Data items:
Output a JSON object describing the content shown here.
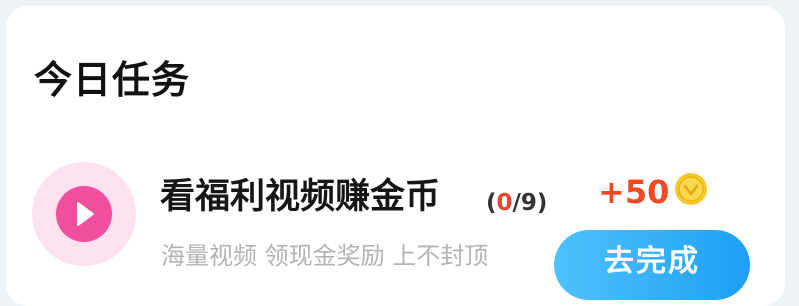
{
  "section": {
    "title": "今日任务"
  },
  "task": {
    "icon": "play-icon",
    "title": "看福利视频赚金币",
    "progress_open": "(",
    "progress_done": "0",
    "progress_rest": "/9)",
    "description": "海量视频 领现金奖励 上不封顶",
    "reward": "+50",
    "reward_icon": "gold-coin-icon",
    "button_label": "去完成"
  },
  "colors": {
    "icon_accent": "#f04fa0",
    "reward": "#f04a23",
    "button": "#1e9ff6"
  }
}
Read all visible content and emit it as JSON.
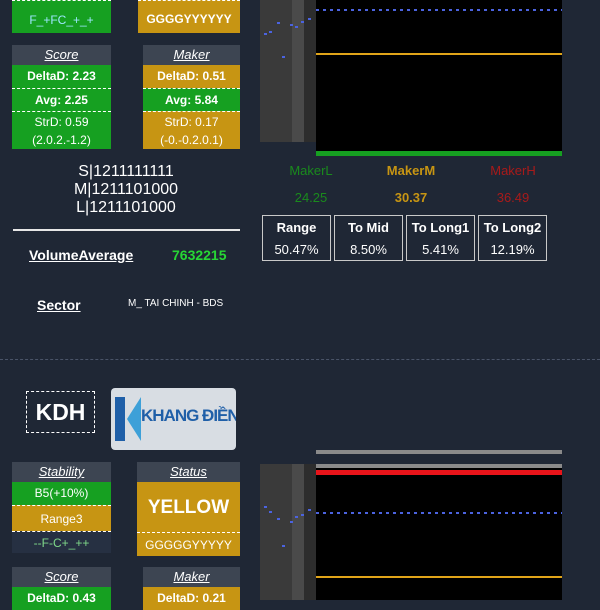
{
  "top": {
    "stability_trend": "F_+FC_+_+",
    "status_code": "GGGGYYYYYY",
    "score": {
      "header": "Score",
      "delta": "DeltaD: 2.23",
      "avg": "Avg: 2.25",
      "std": "StrD: 0.59",
      "range": "(2.0.2.-1.2)"
    },
    "maker": {
      "header": "Maker",
      "delta": "DeltaD: 0.51",
      "avg": "Avg: 5.84",
      "std": "StrD: 0.17",
      "range": "(-0.-0.2.0.1)"
    },
    "signals": {
      "s": "S|1211111111",
      "m": "M|1211101000",
      "l": "L|1211101000"
    },
    "volume_average": {
      "label": "VolumeAverage",
      "value": "7632215"
    },
    "sector": {
      "label": "Sector",
      "value": "M_ TAI CHINH - BDS"
    },
    "maker_levels": [
      {
        "label": "MakerL",
        "value": "24.25",
        "color": "#1a8a1d"
      },
      {
        "label": "MakerM",
        "value": "30.37",
        "color": "#c79513"
      },
      {
        "label": "MakerH",
        "value": "36.49",
        "color": "#a81a1a"
      }
    ],
    "ranges": {
      "headers": [
        "Range",
        "To Mid",
        "To Long1",
        "To Long2"
      ],
      "values": [
        "50.47%",
        "8.50%",
        "5.41%",
        "12.19%"
      ]
    }
  },
  "bottom": {
    "ticker": "KDH",
    "logo_text": "KHANG ĐIỀN",
    "stability": {
      "header": "Stability",
      "value": "B5(+10%)",
      "range": "Range3",
      "trend": "--F-C+_++"
    },
    "status": {
      "header": "Status",
      "value": "YELLOW",
      "code": "GGGGGYYYYY"
    },
    "score": {
      "header": "Score",
      "delta": "DeltaD: 0.43"
    },
    "maker": {
      "header": "Maker",
      "delta": "DeltaD: 0.21"
    }
  },
  "colors": {
    "green": "#16a021",
    "orange": "#c79513",
    "red": "#e8141a",
    "blue_dots": "#4b63e0",
    "chart_bg": "#000000"
  }
}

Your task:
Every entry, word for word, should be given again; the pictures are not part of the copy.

Exercise result:
Output a JSON object describing the content shown here.
{
  "section": {
    "title": "今日任务"
  },
  "task": {
    "icon": "play-icon",
    "title": "看福利视频赚金币",
    "progress_open": "(",
    "progress_done": "0",
    "progress_rest": "/9)",
    "description": "海量视频 领现金奖励 上不封顶",
    "reward": "+50",
    "reward_icon": "gold-coin-icon",
    "button_label": "去完成"
  },
  "colors": {
    "icon_accent": "#f04fa0",
    "reward": "#f04a23",
    "button": "#1e9ff6"
  }
}
Read all visible content and emit it as JSON.
{
  "top": {
    "stability_trend": "F_+FC_+_+",
    "status_code": "GGGGYYYYYY",
    "score": {
      "header": "Score",
      "delta": "DeltaD: 2.23",
      "avg": "Avg: 2.25",
      "std": "StrD: 0.59",
      "range": "(2.0.2.-1.2)"
    },
    "maker": {
      "header": "Maker",
      "delta": "DeltaD: 0.51",
      "avg": "Avg: 5.84",
      "std": "StrD: 0.17",
      "range": "(-0.-0.2.0.1)"
    },
    "signals": {
      "s": "S|1211111111",
      "m": "M|1211101000",
      "l": "L|1211101000"
    },
    "volume_average": {
      "label": "VolumeAverage",
      "value": "7632215"
    },
    "sector": {
      "label": "Sector",
      "value": "M_ TAI CHINH - BDS"
    },
    "maker_levels": [
      {
        "label": "MakerL",
        "value": "24.25",
        "color": "#1a8a1d"
      },
      {
        "label": "MakerM",
        "value": "30.37",
        "color": "#c79513"
      },
      {
        "label": "MakerH",
        "value": "36.49",
        "color": "#a81a1a"
      }
    ],
    "ranges": {
      "headers": [
        "Range",
        "To Mid",
        "To Long1",
        "To Long2"
      ],
      "values": [
        "50.47%",
        "8.50%",
        "5.41%",
        "12.19%"
      ]
    }
  },
  "bottom": {
    "ticker": "KDH",
    "logo_text": "KHANG ĐIỀN",
    "stability": {
      "header": "Stability",
      "value": "B5(+10%)",
      "range": "Range3",
      "trend": "--F-C+_++"
    },
    "status": {
      "header": "Status",
      "value": "YELLOW",
      "code": "GGGGGYYYYY"
    },
    "score": {
      "header": "Score",
      "delta": "DeltaD: 0.43"
    },
    "maker": {
      "header": "Maker",
      "delta": "DeltaD: 0.21"
    }
  },
  "colors": {
    "green": "#16a021",
    "orange": "#c79513",
    "red": "#e8141a",
    "blue_dots": "#4b63e0",
    "chart_bg": "#000000"
  }
}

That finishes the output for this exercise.